My main concern before the trip was a student named Steve. He was a real “charmer” and a big “schemer” and I knew it. I guess I just did not know how clever he was and how clever students can be. Now I do and you can too.
Steve spent his nights in the hotel in his room. However, he was using his time to call “ladies” and ran up a phone bill of $60! There were other things he was guilty of, but that is an entirely different subject. I did learn from Steve and others and now when I travel with students, I am much wiser.
One of the first things to do when traveling with students that requires a hotel stay is to request that the phones where the students are staying are turned off. This is a common request and should be followed religiously every time you stay.
The next thing to do is to have the “pay per view” movies turned off. In today’s society there are a huge range of rules that parents use in their homes. However, very rarely do those rules allow for watching adult movies. Trust me, if there is a way for some to watch these movies (or even R-rated) they will and you may never know about it until the principal calls you in asking you about an incident you never knew about! If the hotel cannot do this, find a different place to stay.
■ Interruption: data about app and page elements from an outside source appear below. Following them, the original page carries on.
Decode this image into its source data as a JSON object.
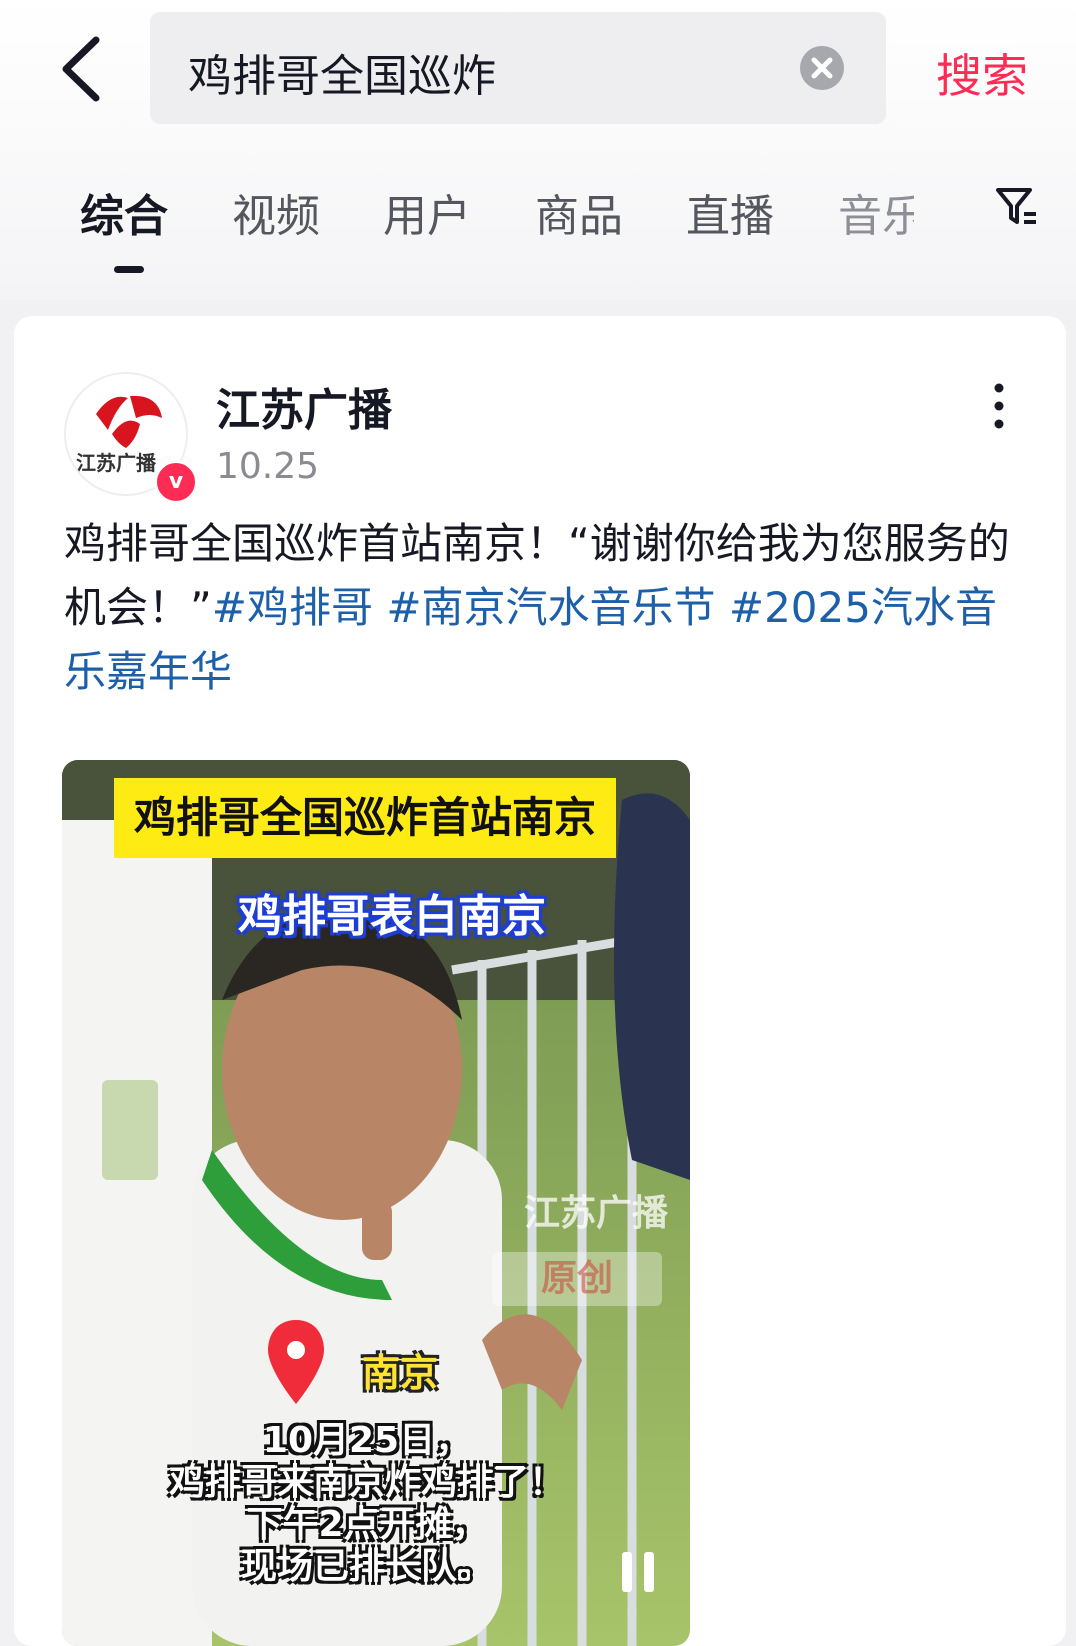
{
  "search": {
    "query": "鸡排哥全国巡炸",
    "submit_label": "搜索"
  },
  "tabs": [
    "综合",
    "视频",
    "用户",
    "商品",
    "直播",
    "音乐"
  ],
  "post": {
    "author": "江苏广播",
    "date": "10.25",
    "avatar_text": "江苏广播",
    "desc_text": "鸡排哥全国巡炸首站南京！“谢谢你给我为您服务的机会！”",
    "hashtags": [
      "#鸡排哥",
      "#南京汽水音乐节",
      "#2025汽水音乐嘉年华"
    ]
  },
  "video": {
    "title_banner": "鸡排哥全国巡炸首站南京",
    "subtitle": "鸡排哥表白南京",
    "location": "南京",
    "watermark": "江苏广播",
    "watermark_stamp": "原创",
    "caption_lines": [
      "10月25日，",
      "鸡排哥来南京炸鸡排了！",
      "下午2点开摊，",
      "现场已排长队。"
    ]
  },
  "colors": {
    "accent": "#fe2c55",
    "hashtag": "#1d5fa9",
    "title_banner": "#ffeb14"
  }
}
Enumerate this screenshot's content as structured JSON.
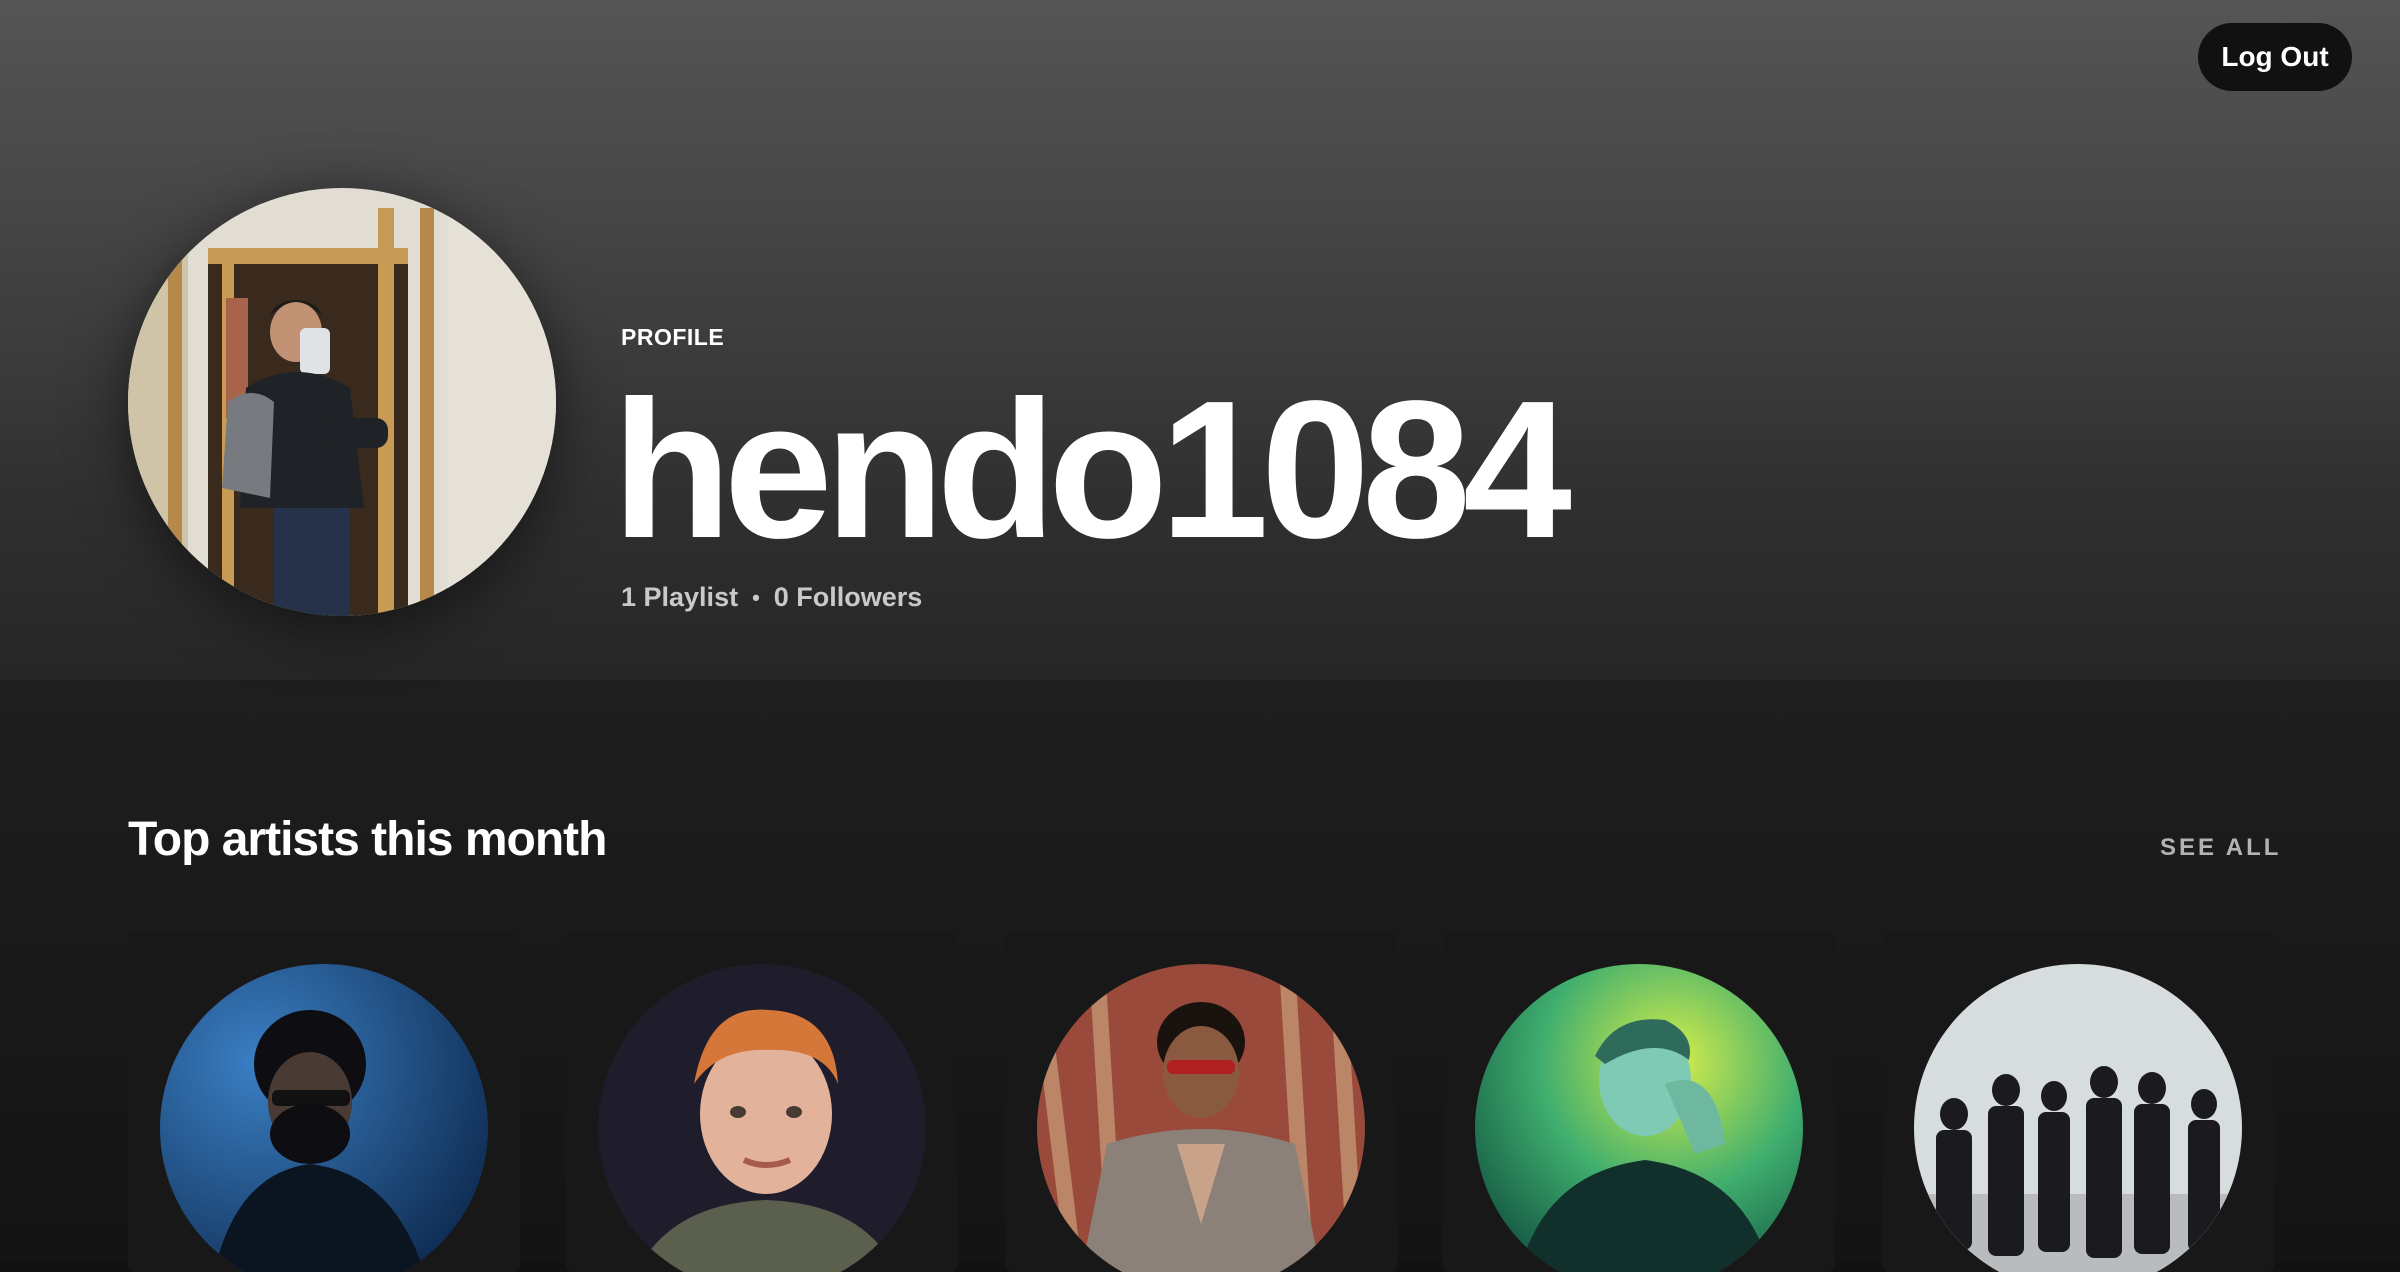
{
  "header": {
    "kicker": "PROFILE",
    "username": "hendo1084",
    "playlists": "1 Playlist",
    "separator": "•",
    "followers": "0 Followers",
    "logout_label": "Log Out"
  },
  "top_artists": {
    "title": "Top artists this month",
    "see_all": "SEE ALL",
    "items": [
      {
        "image": "artist-photo-1",
        "bg": "#1b4f86"
      },
      {
        "image": "artist-photo-2",
        "bg": "#1f1c2c"
      },
      {
        "image": "artist-photo-3",
        "bg": "#9a4a3a"
      },
      {
        "image": "artist-photo-4",
        "bg": "#2f9a6c"
      },
      {
        "image": "artist-photo-5",
        "bg": "#d7dcdf"
      }
    ]
  },
  "colors": {
    "background": "#121212",
    "card": "#181818",
    "text": "#ffffff",
    "muted": "#b3b3b3"
  }
}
The next thing is to make sure you and your group stays in a hotel with interior corridors and NO BALCONIES. Students will try to climb out for fun and will attempt to go from room to room regardless of how dangerous it may obviously be. Some kids will try anything! The interior corridors make it easy to monitor kids moving from room to room.
Next, make sure that if there are connecting rooms that each room has students of the same gender! I actually had one teacher tell me at our business that they “did not care” if guys and gals were in adjoining rooms because she “trusted them”. How smart was she?
Have and enforce a curfew. This is never popular but will ensure that students are as rested as possible for the next day’s activities. Plus, make sure they are not playing the TV or music beyond the curfew. Once again, not popular but effective. Without question the more structured rules that are in place, the happier everyone will be because they know what is expected-and they will respond.
A few final tips include hiring night security or a hall monitor. Most student travel companies will provide these upon request if you travel with one, however if you make your own arrangements, don’t expect the hotel to have one for you. There is an extra fee (about $23/hour) for such services but they will allow you to sleep and not sit in the halls watching the rooms. And, it will allow you to not use the old trick of “taping” the doors every night.
If your crew likes to swim, make sure that the hotel has a pool and know its capacity. Plus, most hotels DO NOT PROVIDE a lifeguard. It is important that you monitor your kids while they are in the pool. Plus, to make for an enjoyable experience for everyone, make your kids behave while in the pool area. As a parent, I have been to many hotels where student groups were being obnoxious in the pool area and my children missed out in their favorite activity!